AN OAKLEY guide dog owner has hit out at the problem of pavement parking in her village.

Debbie Clark says selfish drivers force her golden retriever Cherry to take her onto the road into traffic just to get past.

The Oakley woman has been backed by Douglas Chapman MP, who believes the problem is prevalent across his West Fife constituency.

He has been highlighting a new campaign by Guide Dogs Scotland that aims to make pavement parking an offence.

Debbie, of Wardlaw Crescent, who has been blind since birth, said: "Guide Dogs Scotland have been campaigning about this for years, but many people don't listen.

"I can come out from the shops and a car or big lorry can be parked and I have to walk out on the road.

"That's not ideal because it's unsafe for people who can't see.

"The more people who get to know about this campaign will help raise awareness that bad parking has consequences."

Mr Chapman said: "No one should be forced to brave traffic because of cars parked on the pavement.

"So I welcome plans for a law to end problem pavement parking in Scotland.

"It can turn a walk to work or trip to the shops into a dangerous obstacle course, as Debbie well knows.

"It's a nuisance for anyone, but if you have a visual impairment or a toddler in tow, stepping out into the road with moving traffic is just too big a risk."

Guide Dogs is campaigning to make pavement parking an offence, except in areas where local authorities grant specific exemptions.

This is already the case in London, but outside the capital, councils struggle to tackle unsafe pavement parking because they can only restrict it street by street.

Research by YouGov shows that 54 per cent of UK drivers admit to parking on the pavement, but only half of these drivers think about their impact on people with visual impairments, parents with pushchairs, wheelchair users and other disabled people.

Niall Foley, engagement manager at Guide Dogs Scotland, said: "Our research shows that most drivers who park on the pavement know that it can be dangerous for pedestrians, but many do so regardless.

"That's why we need clear rules so that drivers only park where it's safe.

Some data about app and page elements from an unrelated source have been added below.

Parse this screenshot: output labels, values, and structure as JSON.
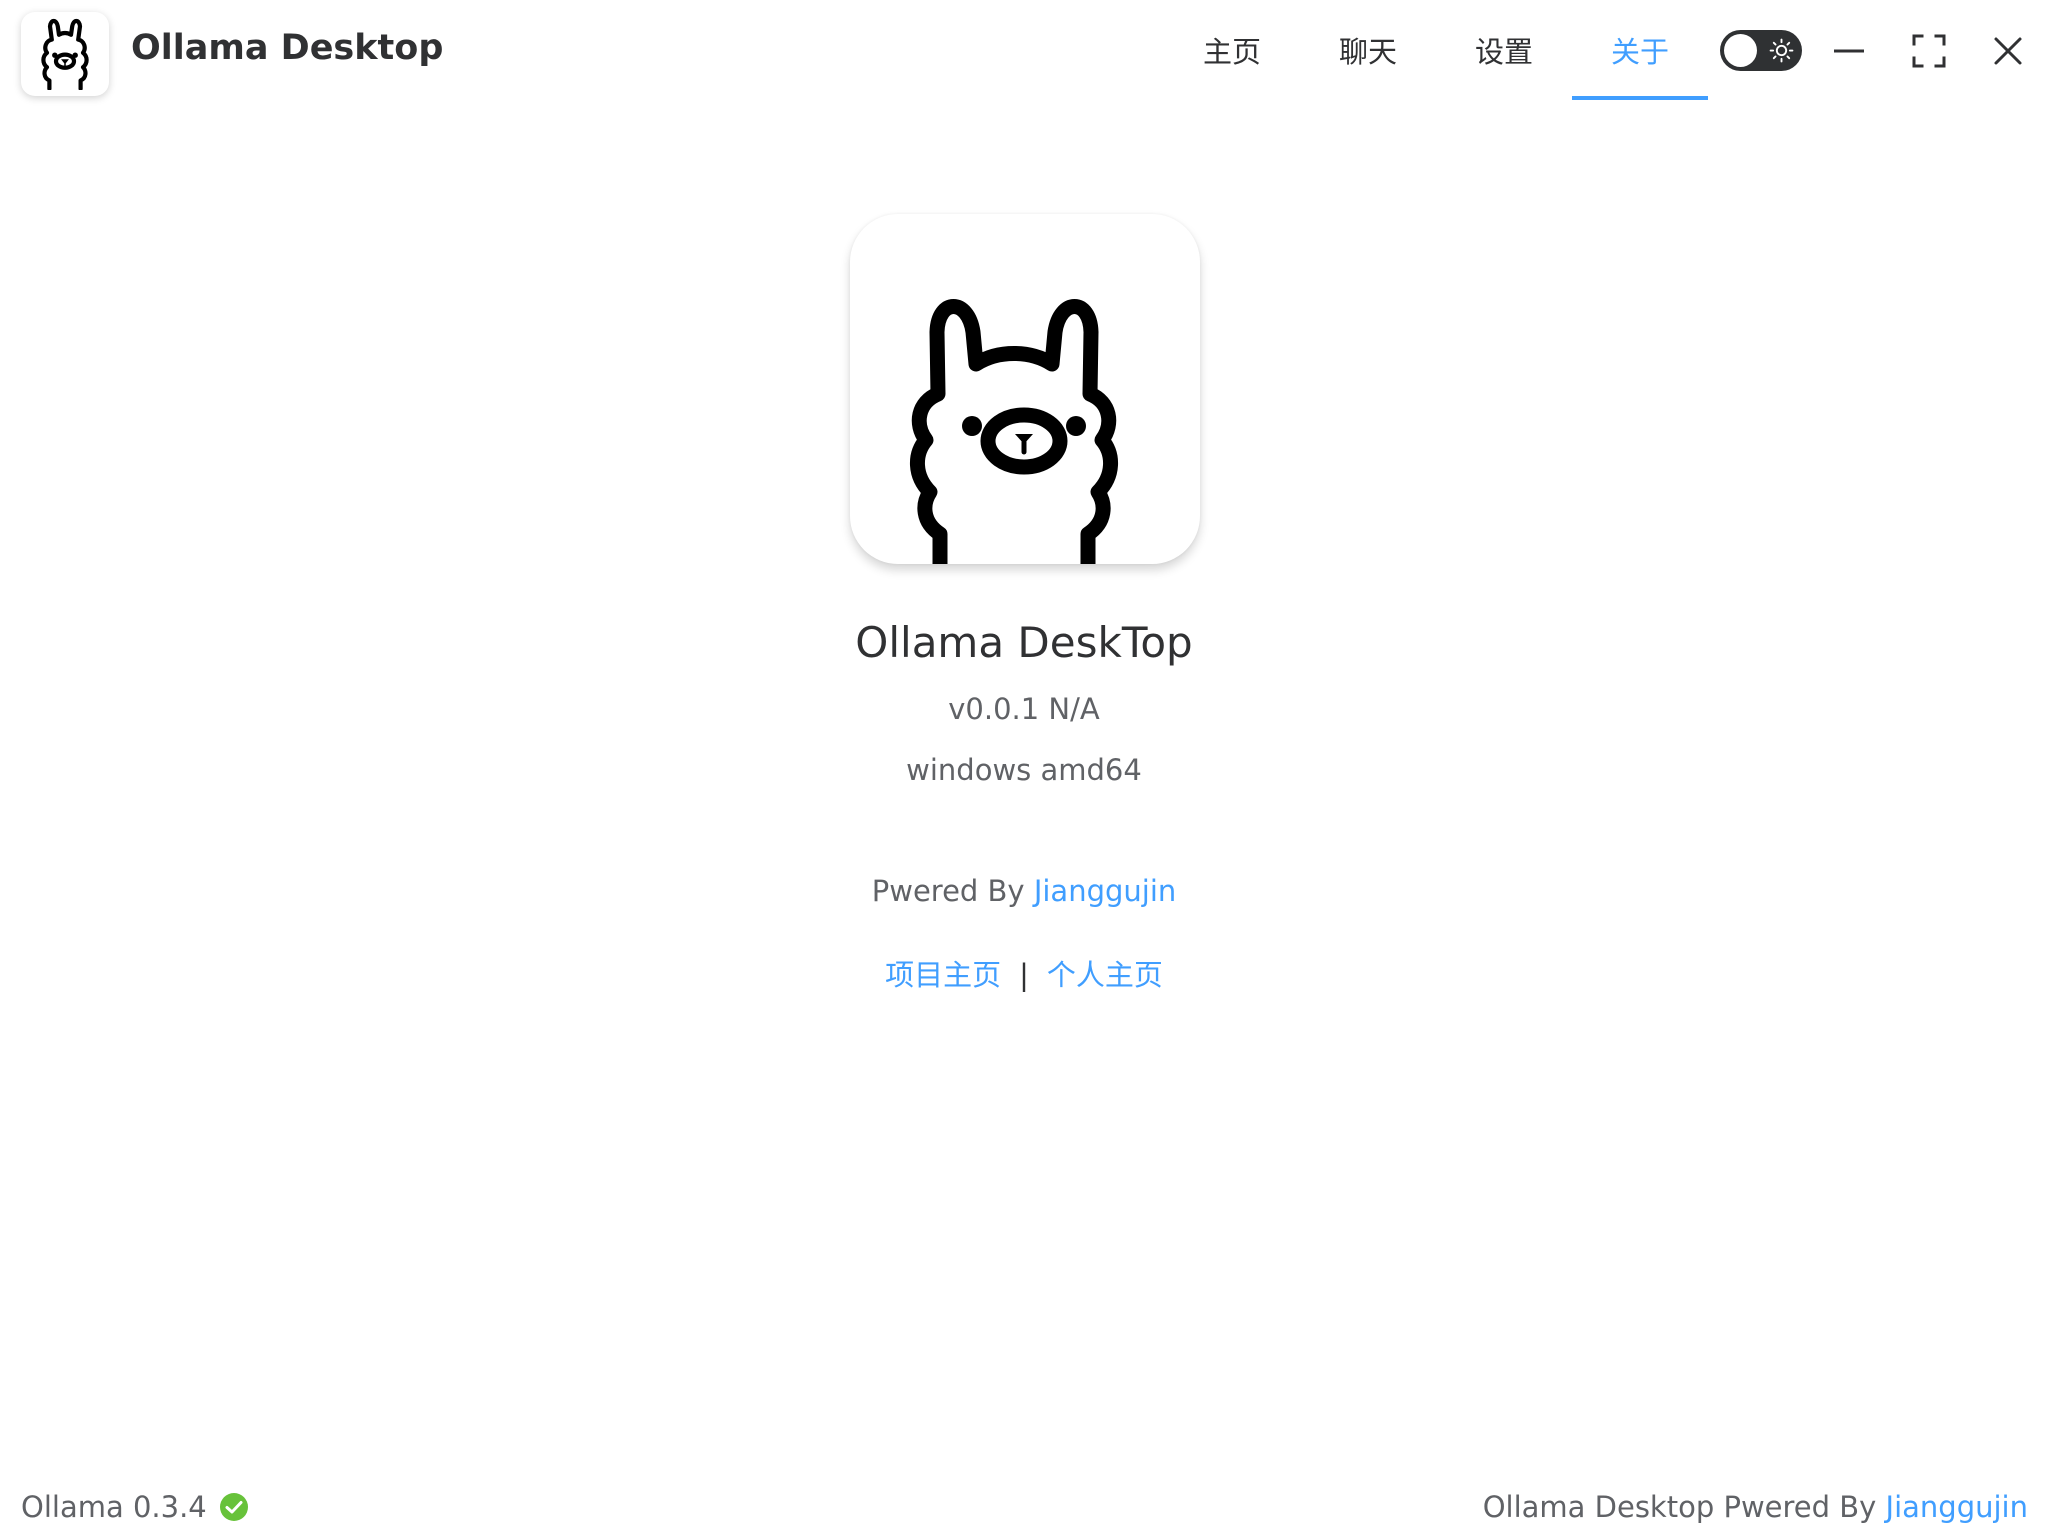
{
  "app": {
    "title": "Ollama Desktop"
  },
  "nav": {
    "tabs": [
      {
        "label": "主页",
        "active": false
      },
      {
        "label": "聊天",
        "active": false
      },
      {
        "label": "设置",
        "active": false
      },
      {
        "label": "关于",
        "active": true
      }
    ]
  },
  "theme_toggle": {
    "state": "off",
    "icon": "sun-icon"
  },
  "window_controls": {
    "icons": [
      "minimize-icon",
      "maximize-icon",
      "close-icon"
    ]
  },
  "about": {
    "logo_icon": "llama-icon",
    "name": "Ollama DeskTop",
    "version": "v0.0.1 N/A",
    "platform": "windows amd64",
    "powered_prefix": "Pwered By ",
    "powered_author": "Jianggujin",
    "links": {
      "project": "项目主页",
      "separator": "|",
      "personal": "个人主页"
    }
  },
  "footer": {
    "ollama_version": "Ollama 0.3.4",
    "status_icon": "check-circle-icon",
    "powered_prefix": "Ollama Desktop Pwered By ",
    "powered_author": "Jianggujin"
  },
  "colors": {
    "accent": "#409eff",
    "success": "#67c23a",
    "text_primary": "#303133",
    "text_secondary": "#606266"
  }
}
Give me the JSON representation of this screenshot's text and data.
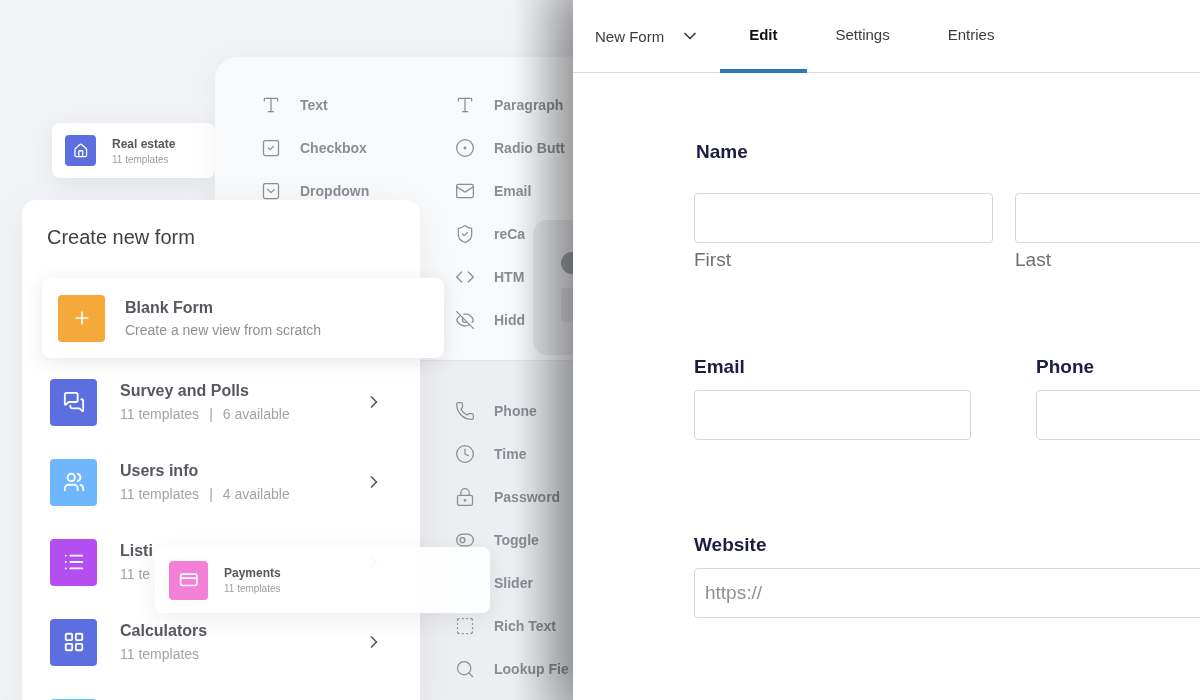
{
  "field_palette": {
    "left": [
      {
        "label": "Text"
      },
      {
        "label": "Checkbox"
      },
      {
        "label": "Dropdown"
      }
    ],
    "right_top": [
      {
        "label": "Paragraph"
      },
      {
        "label": "Radio Butt"
      },
      {
        "label": "Email"
      },
      {
        "label": "reCa"
      },
      {
        "label": "HTM"
      },
      {
        "label": "Hidd"
      }
    ],
    "right_bottom": [
      {
        "label": "Phone"
      },
      {
        "label": "Time"
      },
      {
        "label": "Password"
      },
      {
        "label": "Toggle"
      },
      {
        "label": "Slider"
      },
      {
        "label": "Rich Text"
      },
      {
        "label": "Lookup Fie"
      }
    ]
  },
  "floating_cards": [
    {
      "name": "Real estate",
      "templates": "11 templates",
      "color": "#5b6fe0"
    },
    {
      "name": "Payments",
      "templates": "11 templates",
      "color": "#f47fd6"
    }
  ],
  "create_form": {
    "title": "Create new form",
    "blank": {
      "title": "Blank Form",
      "subtitle": "Create a new view from scratch"
    },
    "categories": [
      {
        "name": "Survey and Polls",
        "templates": "11 templates",
        "separator": "|",
        "available": "6 available",
        "color": "#5b6fe0"
      },
      {
        "name": "Users info",
        "templates": "11 templates",
        "separator": "|",
        "available": "4 available",
        "color": "#6fb6ff"
      },
      {
        "name": "Listi",
        "templates": "11 te",
        "color": "#b44ef0"
      },
      {
        "name": "Calculators",
        "templates": "11 templates",
        "color": "#5b6fe0"
      },
      {
        "color": "#4fd0f0"
      }
    ]
  },
  "editor": {
    "form_name": "New Form",
    "tabs": [
      {
        "label": "Edit",
        "selected": true
      },
      {
        "label": "Settings",
        "selected": false
      },
      {
        "label": "Entries",
        "selected": false
      }
    ],
    "rows": [
      {
        "fields": [
          {
            "label": "Name",
            "parts": [
              {
                "sublabel": "First"
              },
              {
                "sublabel": "Last"
              }
            ]
          }
        ]
      },
      {
        "fields": [
          {
            "label": "Email"
          },
          {
            "label": "Phone"
          }
        ]
      },
      {
        "fields": [
          {
            "label": "Website",
            "placeholder": "https://"
          }
        ]
      }
    ]
  }
}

"We know that the Scottish Government is committed to a law to curb unsafe pavement parking.

"We welcome the consultation on this issue and look forward to them bringing forward a bill in the near future."